- _Problem requirements_
Nothing but a number belongs in the answer: the count of lines below that contain the word "hàng".

- _Records shown_
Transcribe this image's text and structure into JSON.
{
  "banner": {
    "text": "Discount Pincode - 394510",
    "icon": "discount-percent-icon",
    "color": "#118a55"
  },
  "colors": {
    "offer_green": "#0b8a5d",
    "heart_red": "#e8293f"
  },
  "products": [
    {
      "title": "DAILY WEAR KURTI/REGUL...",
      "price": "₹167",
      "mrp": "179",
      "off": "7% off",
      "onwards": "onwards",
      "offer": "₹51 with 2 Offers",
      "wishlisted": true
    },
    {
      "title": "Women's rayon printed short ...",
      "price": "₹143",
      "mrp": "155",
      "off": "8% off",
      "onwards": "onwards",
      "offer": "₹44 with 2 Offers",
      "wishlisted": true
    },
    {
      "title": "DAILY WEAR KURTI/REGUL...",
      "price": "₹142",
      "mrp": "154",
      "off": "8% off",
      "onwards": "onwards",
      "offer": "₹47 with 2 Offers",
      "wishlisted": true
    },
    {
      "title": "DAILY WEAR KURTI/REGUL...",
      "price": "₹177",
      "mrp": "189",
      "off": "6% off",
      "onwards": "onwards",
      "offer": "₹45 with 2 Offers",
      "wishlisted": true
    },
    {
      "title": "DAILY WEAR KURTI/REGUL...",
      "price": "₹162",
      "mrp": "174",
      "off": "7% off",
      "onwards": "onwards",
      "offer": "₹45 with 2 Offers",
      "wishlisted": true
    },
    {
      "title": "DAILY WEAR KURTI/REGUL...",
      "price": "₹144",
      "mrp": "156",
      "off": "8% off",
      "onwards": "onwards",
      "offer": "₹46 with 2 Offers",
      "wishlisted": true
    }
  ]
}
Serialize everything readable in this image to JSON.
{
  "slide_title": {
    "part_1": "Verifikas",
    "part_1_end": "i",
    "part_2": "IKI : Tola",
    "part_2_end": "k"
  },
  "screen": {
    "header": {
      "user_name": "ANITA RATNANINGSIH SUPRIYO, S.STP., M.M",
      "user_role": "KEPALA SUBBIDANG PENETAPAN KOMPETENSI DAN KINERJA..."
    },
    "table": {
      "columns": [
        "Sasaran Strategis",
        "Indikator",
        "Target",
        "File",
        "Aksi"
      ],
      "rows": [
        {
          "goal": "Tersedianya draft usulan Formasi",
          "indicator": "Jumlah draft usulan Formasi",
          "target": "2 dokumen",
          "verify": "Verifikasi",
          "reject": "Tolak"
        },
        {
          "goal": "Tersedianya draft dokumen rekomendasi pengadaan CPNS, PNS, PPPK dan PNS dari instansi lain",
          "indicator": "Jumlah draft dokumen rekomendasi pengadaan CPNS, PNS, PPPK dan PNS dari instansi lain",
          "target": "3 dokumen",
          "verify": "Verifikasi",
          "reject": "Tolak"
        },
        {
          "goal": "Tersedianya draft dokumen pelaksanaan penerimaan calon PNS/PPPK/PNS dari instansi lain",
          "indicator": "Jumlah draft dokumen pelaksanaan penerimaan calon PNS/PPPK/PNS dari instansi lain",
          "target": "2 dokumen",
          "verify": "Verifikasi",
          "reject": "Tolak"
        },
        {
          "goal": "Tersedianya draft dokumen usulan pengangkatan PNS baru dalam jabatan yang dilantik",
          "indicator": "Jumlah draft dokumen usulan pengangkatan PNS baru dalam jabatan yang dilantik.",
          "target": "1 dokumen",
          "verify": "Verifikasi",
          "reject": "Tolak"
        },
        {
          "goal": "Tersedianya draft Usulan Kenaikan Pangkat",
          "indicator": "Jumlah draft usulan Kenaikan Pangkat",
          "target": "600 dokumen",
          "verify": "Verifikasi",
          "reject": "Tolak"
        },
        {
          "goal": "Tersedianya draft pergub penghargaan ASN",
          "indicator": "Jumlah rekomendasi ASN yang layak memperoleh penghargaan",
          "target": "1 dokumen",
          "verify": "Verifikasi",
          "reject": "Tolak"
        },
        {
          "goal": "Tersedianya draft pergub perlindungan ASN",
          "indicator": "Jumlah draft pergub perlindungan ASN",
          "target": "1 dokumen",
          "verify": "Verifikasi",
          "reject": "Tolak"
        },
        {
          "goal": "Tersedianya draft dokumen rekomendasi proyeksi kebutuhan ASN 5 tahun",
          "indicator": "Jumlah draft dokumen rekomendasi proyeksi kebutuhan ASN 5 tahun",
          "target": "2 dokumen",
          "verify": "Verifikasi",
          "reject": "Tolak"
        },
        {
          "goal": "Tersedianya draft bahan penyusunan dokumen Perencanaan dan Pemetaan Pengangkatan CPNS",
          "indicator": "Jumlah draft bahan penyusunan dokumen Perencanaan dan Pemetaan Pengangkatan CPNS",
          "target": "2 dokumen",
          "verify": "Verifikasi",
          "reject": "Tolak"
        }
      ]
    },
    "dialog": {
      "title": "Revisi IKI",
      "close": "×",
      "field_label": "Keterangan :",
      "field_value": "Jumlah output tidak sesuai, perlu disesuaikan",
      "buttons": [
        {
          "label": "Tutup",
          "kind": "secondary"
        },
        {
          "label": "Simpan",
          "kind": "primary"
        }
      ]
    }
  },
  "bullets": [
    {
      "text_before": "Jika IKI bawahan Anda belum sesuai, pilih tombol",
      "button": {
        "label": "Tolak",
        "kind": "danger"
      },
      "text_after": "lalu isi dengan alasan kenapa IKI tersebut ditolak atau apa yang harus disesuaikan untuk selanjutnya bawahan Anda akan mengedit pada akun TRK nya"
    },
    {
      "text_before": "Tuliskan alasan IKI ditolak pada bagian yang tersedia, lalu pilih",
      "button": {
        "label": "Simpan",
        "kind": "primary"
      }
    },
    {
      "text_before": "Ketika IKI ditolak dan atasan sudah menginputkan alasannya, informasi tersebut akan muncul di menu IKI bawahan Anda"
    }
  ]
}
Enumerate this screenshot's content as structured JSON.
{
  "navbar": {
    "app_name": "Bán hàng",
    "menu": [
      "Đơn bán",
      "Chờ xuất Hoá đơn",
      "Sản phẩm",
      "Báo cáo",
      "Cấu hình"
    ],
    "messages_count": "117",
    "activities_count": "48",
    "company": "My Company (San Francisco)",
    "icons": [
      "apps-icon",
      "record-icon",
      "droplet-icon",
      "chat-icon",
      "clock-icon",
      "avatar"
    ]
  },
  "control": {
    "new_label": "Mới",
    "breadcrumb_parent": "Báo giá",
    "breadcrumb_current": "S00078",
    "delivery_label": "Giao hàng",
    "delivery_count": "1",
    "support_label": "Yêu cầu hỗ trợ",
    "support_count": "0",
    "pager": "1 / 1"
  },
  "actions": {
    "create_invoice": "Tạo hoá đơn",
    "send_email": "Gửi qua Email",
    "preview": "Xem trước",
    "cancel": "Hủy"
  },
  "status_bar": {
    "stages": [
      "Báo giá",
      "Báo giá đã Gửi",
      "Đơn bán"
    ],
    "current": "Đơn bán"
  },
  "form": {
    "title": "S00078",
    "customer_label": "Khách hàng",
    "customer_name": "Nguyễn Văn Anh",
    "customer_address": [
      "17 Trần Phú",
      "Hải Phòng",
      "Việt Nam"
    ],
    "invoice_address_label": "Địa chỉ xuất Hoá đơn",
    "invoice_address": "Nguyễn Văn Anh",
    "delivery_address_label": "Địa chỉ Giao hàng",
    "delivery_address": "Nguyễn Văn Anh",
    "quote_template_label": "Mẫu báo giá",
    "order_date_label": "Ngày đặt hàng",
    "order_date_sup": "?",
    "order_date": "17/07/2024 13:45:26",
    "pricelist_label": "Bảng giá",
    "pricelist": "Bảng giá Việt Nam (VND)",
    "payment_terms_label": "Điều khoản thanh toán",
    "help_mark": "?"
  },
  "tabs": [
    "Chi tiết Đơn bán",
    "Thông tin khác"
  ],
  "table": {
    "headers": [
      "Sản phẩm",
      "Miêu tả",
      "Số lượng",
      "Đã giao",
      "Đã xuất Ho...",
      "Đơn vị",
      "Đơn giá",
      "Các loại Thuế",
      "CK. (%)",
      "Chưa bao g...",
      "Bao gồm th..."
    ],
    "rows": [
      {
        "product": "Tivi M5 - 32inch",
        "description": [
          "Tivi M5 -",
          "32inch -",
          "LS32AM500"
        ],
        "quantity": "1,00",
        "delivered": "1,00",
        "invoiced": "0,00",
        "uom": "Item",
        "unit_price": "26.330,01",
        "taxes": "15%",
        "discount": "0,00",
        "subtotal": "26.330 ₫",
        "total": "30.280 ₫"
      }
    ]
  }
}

- _Result for this task_
5